__TASK STATEMENT__.
Repeat the data below with no changes.

..............................

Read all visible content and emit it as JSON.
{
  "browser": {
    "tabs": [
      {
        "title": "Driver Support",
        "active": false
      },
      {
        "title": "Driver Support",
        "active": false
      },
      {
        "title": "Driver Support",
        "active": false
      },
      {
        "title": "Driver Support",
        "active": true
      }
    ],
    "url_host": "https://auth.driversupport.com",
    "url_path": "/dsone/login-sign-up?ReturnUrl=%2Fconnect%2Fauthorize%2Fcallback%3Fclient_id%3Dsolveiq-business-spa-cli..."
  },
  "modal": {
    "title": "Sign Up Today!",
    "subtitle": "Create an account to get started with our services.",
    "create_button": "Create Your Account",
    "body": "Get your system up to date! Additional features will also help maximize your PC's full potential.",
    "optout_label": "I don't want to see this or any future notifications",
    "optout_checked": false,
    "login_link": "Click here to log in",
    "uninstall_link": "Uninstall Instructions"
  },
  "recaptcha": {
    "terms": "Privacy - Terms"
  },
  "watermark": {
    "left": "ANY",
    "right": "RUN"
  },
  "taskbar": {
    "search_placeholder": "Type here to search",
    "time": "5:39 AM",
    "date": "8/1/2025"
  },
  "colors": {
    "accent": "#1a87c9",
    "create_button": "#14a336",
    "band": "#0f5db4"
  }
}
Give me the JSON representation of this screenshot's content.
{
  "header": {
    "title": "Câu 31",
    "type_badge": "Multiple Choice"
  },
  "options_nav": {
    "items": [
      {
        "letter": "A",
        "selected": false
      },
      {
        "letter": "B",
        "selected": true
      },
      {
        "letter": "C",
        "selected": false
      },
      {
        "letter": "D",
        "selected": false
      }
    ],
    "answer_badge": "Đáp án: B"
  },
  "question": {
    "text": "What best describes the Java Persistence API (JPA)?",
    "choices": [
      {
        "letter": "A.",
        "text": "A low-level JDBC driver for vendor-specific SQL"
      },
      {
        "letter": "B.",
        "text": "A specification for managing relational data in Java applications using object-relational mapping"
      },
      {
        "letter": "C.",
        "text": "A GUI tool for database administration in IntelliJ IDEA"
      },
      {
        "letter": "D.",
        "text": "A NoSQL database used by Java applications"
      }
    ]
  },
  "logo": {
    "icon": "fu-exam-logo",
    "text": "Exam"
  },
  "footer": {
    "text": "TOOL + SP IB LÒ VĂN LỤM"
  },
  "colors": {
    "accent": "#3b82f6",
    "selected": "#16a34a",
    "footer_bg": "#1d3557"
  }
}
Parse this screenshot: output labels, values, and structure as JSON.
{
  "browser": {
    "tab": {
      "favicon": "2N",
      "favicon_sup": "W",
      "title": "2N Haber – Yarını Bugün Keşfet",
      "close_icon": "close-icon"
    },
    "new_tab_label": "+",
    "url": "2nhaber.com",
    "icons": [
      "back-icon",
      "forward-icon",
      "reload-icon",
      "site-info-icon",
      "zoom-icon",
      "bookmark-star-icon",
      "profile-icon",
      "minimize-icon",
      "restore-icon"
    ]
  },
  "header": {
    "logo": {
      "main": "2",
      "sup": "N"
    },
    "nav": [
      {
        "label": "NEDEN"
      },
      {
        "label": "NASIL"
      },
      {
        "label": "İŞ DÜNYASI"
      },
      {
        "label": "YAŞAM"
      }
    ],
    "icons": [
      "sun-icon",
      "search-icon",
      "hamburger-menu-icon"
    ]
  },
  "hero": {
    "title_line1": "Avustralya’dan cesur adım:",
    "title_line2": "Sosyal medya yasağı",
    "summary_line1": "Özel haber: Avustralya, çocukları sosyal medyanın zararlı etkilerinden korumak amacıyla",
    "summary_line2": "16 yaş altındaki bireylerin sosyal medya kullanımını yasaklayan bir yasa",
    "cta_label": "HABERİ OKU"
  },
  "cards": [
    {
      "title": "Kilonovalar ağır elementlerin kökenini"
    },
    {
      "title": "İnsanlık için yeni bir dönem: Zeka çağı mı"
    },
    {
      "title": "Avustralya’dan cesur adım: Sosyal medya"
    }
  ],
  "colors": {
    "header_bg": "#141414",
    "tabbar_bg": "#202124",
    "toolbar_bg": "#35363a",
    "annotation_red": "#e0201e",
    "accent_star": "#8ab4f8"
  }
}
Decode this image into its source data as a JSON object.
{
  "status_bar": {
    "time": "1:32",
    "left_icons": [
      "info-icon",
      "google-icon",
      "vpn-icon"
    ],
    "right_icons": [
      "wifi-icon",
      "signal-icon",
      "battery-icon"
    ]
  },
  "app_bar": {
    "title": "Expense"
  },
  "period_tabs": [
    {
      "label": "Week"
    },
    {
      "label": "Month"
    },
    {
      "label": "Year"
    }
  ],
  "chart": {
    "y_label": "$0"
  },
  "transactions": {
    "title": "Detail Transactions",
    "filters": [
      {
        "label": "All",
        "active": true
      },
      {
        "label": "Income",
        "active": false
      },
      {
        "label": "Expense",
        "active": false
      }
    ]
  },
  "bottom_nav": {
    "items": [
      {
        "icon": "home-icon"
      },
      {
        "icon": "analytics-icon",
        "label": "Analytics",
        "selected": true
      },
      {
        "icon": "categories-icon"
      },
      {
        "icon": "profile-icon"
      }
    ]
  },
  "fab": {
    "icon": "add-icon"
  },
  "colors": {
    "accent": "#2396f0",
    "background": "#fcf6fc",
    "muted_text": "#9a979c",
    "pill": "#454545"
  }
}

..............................

__EXERCISE RESULT__.
Read all visible content and emit it as JSON.
{
  "browser": {
    "tabs": [
      {
        "title": "Driver Support",
        "active": false
      },
      {
        "title": "Driver Support",
        "active": false
      },
      {
        "title": "Driver Support",
        "active": false
      },
      {
        "title": "Driver Support",
        "active": true
      }
    ],
    "url_host": "https://auth.driversupport.com",
    "url_path": "/dsone/login-sign-up?ReturnUrl=%2Fconnect%2Fauthorize%2Fcallback%3Fclient_id%3Dsolveiq-business-spa-cli..."
  },
  "modal": {
    "title": "Sign Up Today!",
    "subtitle": "Create an account to get started with our services.",
    "create_button": "Create Your Account",
    "body": "Get your system up to date! Additional features will also help maximize your PC's full potential.",
    "optout_label": "I don't want to see this or any future notifications",
    "optout_checked": false,
    "login_link": "Click here to log in",
    "uninstall_link": "Uninstall Instructions"
  },
  "recaptcha": {
    "terms": "Privacy - Terms"
  },
  "watermark": {
    "left": "ANY",
    "right": "RUN"
  },
  "taskbar": {
    "search_placeholder": "Type here to search",
    "time": "5:39 AM",
    "date": "8/1/2025"
  },
  "colors": {
    "accent": "#1a87c9",
    "create_button": "#14a336",
    "band": "#0f5db4"
  }
}
Give me the JSON representation of this screenshot's content.
{
  "header": {
    "title": "Câu 31",
    "type_badge": "Multiple Choice"
  },
  "options_nav": {
    "items": [
      {
        "letter": "A",
        "selected": false
      },
      {
        "letter": "B",
        "selected": true
      },
      {
        "letter": "C",
        "selected": false
      },
      {
        "letter": "D",
        "selected": false
      }
    ],
    "answer_badge": "Đáp án: B"
  },
  "question": {
    "text": "What best describes the Java Persistence API (JPA)?",
    "choices": [
      {
        "letter": "A.",
        "text": "A low-level JDBC driver for vendor-specific SQL"
      },
      {
        "letter": "B.",
        "text": "A specification for managing relational data in Java applications using object-relational mapping"
      },
      {
        "letter": "C.",
        "text": "A GUI tool for database administration in IntelliJ IDEA"
      },
      {
        "letter": "D.",
        "text": "A NoSQL database used by Java applications"
      }
    ]
  },
  "logo": {
    "icon": "fu-exam-logo",
    "text": "Exam"
  },
  "footer": {
    "text": "TOOL + SP IB LÒ VĂN LỤM"
  },
  "colors": {
    "accent": "#3b82f6",
    "selected": "#16a34a",
    "footer_bg": "#1d3557"
  }
}
Parse this screenshot: output labels, values, and structure as JSON.
{
  "browser": {
    "tab": {
      "favicon": "2N",
      "favicon_sup": "W",
      "title": "2N Haber – Yarını Bugün Keşfet",
      "close_icon": "close-icon"
    },
    "new_tab_label": "+",
    "url": "2nhaber.com",
    "icons": [
      "back-icon",
      "forward-icon",
      "reload-icon",
      "site-info-icon",
      "zoom-icon",
      "bookmark-star-icon",
      "profile-icon",
      "minimize-icon",
      "restore-icon"
    ]
  },
  "header": {
    "logo": {
      "main": "2",
      "sup": "N"
    },
    "nav": [
      {
        "label": "NEDEN"
      },
      {
        "label": "NASIL"
      },
      {
        "label": "İŞ DÜNYASI"
      },
      {
        "label": "YAŞAM"
      }
    ],
    "icons": [
      "sun-icon",
      "search-icon",
      "hamburger-menu-icon"
    ]
  },
  "hero": {
    "title_line1": "Avustralya’dan cesur adım:",
    "title_line2": "Sosyal medya yasağı",
    "summary_line1": "Özel haber: Avustralya, çocukları sosyal medyanın zararlı etkilerinden korumak amacıyla",
    "summary_line2": "16 yaş altındaki bireylerin sosyal medya kullanımını yasaklayan bir yasa",
    "cta_label": "HABERİ OKU"
  },
  "cards": [
    {
      "title": "Kilonovalar ağır elementlerin kökenini"
    },
    {
      "title": "İnsanlık için yeni bir dönem: Zeka çağı mı"
    },
    {
      "title": "Avustralya’dan cesur adım: Sosyal medya"
    }
  ],
  "colors": {
    "header_bg": "#141414",
    "tabbar_bg": "#202124",
    "toolbar_bg": "#35363a",
    "annotation_red": "#e0201e",
    "accent_star": "#8ab4f8"
  }
}
Decode this image into its source data as a JSON object.
{
  "status_bar": {
    "time": "1:32",
    "left_icons": [
      "info-icon",
      "google-icon",
      "vpn-icon"
    ],
    "right_icons": [
      "wifi-icon",
      "signal-icon",
      "battery-icon"
    ]
  },
  "app_bar": {
    "title": "Expense"
  },
  "period_tabs": [
    {
      "label": "Week"
    },
    {
      "label": "Month"
    },
    {
      "label": "Year"
    }
  ],
  "chart": {
    "y_label": "$0"
  },
  "transactions": {
    "title": "Detail Transactions",
    "filters": [
      {
        "label": "All",
        "active": true
      },
      {
        "label": "Income",
        "active": false
      },
      {
        "label": "Expense",
        "active": false
      }
    ]
  },
  "bottom_nav": {
    "items": [
      {
        "icon": "home-icon"
      },
      {
        "icon": "analytics-icon",
        "label": "Analytics",
        "selected": true
      },
      {
        "icon": "categories-icon"
      },
      {
        "icon": "profile-icon"
      }
    ]
  },
  "fab": {
    "icon": "add-icon"
  },
  "colors": {
    "accent": "#2396f0",
    "background": "#fcf6fc",
    "muted_text": "#9a979c",
    "pill": "#454545"
  }
}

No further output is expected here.